Orbital debris is the technical term for the man made junk scattered in the space around the earth. Earth’s gravity traps these man made objects and particles into orbiting (revolving) around it. NASA estimates that the half century of space exploration has cluttered the space above the earth’s atmosphere with millions of detectable objects. Starting from dead satellite the list includes spent parts of rockets and other particles which are released during the flight of any spacecraft. The agency estimates that about 19,000 of these objects are larger than 10cm and another 500,000 particles are between 1 to 10 cm in diameter. Apart from these there are over millions of particles which are smaller than 1 cm. The US Space Surveillance network which tracks this junk has recently reported a significant increase in the past 5 years.
Does this junk pose serious threat to the space projects?
Traveling at the speed which varies from 7 to 10 km/s any collision of the debris among themselves or with any satellite will release a considerable amount of energy. Operational spacecraft are usually protected by debris shield and most of them can withstand the impact of particles which are 1 cm or lesser in diameter. The probability of collision of spacecraft with a particle larger than 10 cm is very low. The worst incident of collision took place in 2009 when an operational American satellite collided with a derelict Russian satellite. NASA consultant Donald J. Kessler has proposed Kessler Syndrome which is a situation in which a large density of the orbital junk could cause chain collisions. One collision will create more debris and increase the likelihood of further collisions. Such collisions will destroy satellites worth millions of dollars and could render space exploration unfeasible for centuries.
What will happen to the junk in future?
Most of these objects and particles will ultimately fall to earth. Because of earth’s gravitational pull the orbits of these particles are gradually decreasing. Depending on their distance from earth the period of the orbital decay, the gradual decrease in the orbits, varies from few years to several centuries. It takes few years for the debris left below 600 km to fall back while the objects left above 1000 kms will circle earth for centuries. NASA estimates that everyday at least one catalogued piece of the debris falls on earth. Most of these particles can’t withstand the heat generated during the re-entry and has so far not caused any serious damage.
What happens to dead satellites?
Ideally after their operational life old satellites are pushed to graveyard orbits. In many cases the maneuver of old satellites is difficult and they have to be left at the original orbits causing threat for the newer ones. In 2007 China destroyed a weather satellite by a ballistic missile and increased the debris. The Americans in 2008 and destroyed their spy satellite shortly before entering earth’s atmosphere. These incidents along with the 2009 collision of the American and Russian satellites have contributed in the increase of the debris.

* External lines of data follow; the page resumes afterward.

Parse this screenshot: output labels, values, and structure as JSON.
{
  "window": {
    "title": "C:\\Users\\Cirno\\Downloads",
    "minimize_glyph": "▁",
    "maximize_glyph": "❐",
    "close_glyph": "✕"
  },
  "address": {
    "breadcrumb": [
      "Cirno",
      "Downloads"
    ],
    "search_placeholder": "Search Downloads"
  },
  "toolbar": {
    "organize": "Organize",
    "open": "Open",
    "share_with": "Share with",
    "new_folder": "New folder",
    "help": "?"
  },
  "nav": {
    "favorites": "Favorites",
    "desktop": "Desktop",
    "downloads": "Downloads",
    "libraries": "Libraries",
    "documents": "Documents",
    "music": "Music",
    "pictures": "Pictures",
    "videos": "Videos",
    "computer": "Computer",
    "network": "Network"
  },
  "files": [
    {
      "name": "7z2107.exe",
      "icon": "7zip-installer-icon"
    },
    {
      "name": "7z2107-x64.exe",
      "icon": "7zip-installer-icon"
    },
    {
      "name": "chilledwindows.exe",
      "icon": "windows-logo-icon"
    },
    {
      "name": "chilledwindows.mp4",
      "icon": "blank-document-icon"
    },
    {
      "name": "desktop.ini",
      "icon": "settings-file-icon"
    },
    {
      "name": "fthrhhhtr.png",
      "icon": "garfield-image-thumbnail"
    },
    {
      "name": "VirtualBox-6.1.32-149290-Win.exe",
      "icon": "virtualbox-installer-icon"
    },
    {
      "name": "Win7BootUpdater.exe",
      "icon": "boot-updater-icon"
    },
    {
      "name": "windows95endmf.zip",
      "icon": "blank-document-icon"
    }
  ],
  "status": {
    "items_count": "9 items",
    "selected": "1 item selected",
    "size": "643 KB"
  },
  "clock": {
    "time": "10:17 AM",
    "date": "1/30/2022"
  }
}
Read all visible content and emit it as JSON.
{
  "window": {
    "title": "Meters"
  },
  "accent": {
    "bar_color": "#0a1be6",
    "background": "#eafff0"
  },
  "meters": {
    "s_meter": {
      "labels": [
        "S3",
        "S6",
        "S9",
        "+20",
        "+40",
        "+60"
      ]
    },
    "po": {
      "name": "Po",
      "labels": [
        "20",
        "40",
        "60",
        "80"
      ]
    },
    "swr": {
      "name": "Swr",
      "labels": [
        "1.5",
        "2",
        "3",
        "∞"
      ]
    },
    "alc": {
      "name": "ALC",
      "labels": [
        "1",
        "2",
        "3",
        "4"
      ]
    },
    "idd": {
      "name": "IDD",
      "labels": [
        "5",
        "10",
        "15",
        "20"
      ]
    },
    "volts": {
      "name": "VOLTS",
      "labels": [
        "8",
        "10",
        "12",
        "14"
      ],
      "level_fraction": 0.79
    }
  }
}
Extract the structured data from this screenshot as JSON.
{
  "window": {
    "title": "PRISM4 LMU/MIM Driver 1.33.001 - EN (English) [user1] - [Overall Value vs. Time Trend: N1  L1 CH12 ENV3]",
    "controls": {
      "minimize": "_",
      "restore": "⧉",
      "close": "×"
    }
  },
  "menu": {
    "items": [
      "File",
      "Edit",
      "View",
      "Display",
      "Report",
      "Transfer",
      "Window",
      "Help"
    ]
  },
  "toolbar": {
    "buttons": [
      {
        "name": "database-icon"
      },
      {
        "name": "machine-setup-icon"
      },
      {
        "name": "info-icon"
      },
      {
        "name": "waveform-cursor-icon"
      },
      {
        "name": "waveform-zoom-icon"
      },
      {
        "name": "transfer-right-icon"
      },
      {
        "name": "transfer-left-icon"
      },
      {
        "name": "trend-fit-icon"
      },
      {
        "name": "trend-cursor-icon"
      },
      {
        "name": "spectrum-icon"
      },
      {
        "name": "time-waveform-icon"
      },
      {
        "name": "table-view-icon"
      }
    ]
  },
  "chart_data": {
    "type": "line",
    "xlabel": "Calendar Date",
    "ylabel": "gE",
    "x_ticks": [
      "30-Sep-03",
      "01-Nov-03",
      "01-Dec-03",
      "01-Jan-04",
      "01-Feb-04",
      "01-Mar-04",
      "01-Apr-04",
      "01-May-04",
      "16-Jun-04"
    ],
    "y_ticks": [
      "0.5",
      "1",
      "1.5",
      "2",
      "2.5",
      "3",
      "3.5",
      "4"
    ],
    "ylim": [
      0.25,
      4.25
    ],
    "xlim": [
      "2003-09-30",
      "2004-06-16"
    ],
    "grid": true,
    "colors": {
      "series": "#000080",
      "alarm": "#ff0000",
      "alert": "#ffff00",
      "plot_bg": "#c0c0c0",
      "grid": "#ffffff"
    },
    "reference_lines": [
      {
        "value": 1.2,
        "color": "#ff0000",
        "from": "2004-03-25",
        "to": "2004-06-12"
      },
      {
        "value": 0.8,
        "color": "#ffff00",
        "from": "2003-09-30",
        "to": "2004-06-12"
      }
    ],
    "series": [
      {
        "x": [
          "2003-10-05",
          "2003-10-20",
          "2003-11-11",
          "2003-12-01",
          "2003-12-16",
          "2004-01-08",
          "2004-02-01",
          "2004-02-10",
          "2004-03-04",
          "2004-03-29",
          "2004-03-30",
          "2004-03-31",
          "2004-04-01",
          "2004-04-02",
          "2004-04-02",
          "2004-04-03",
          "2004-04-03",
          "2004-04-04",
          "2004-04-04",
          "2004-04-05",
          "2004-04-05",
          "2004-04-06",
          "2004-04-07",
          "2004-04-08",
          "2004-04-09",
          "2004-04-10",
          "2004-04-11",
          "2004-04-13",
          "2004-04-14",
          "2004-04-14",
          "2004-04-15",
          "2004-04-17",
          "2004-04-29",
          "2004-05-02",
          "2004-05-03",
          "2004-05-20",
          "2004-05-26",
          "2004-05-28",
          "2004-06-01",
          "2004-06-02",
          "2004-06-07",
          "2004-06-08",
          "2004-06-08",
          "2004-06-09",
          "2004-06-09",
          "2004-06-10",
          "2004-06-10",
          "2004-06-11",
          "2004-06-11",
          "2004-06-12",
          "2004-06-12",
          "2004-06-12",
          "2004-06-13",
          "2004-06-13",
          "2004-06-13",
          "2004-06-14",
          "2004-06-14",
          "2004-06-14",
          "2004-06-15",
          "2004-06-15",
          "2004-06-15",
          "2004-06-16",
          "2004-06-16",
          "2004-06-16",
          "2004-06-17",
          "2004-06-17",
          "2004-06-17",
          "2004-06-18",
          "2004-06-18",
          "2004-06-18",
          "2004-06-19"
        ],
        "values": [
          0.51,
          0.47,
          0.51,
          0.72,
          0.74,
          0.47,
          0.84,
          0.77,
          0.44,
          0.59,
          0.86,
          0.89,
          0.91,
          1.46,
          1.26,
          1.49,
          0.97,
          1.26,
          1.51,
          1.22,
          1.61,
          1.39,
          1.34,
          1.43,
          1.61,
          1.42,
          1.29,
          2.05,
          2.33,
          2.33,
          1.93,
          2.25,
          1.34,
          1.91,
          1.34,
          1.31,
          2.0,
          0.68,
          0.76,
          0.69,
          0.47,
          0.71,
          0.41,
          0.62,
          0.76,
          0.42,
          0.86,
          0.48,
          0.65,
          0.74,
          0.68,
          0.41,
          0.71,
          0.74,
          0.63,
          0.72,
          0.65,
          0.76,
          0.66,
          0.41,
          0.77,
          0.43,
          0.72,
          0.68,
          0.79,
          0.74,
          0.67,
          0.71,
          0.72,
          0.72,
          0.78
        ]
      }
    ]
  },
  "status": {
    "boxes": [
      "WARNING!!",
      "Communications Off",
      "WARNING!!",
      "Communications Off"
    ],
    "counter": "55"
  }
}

The cleaning up is difficult and will be expensive and hence the only thing that the global community could do is not to stop the increase in unnecessary waste in the orbits which are considered as useful natural resources.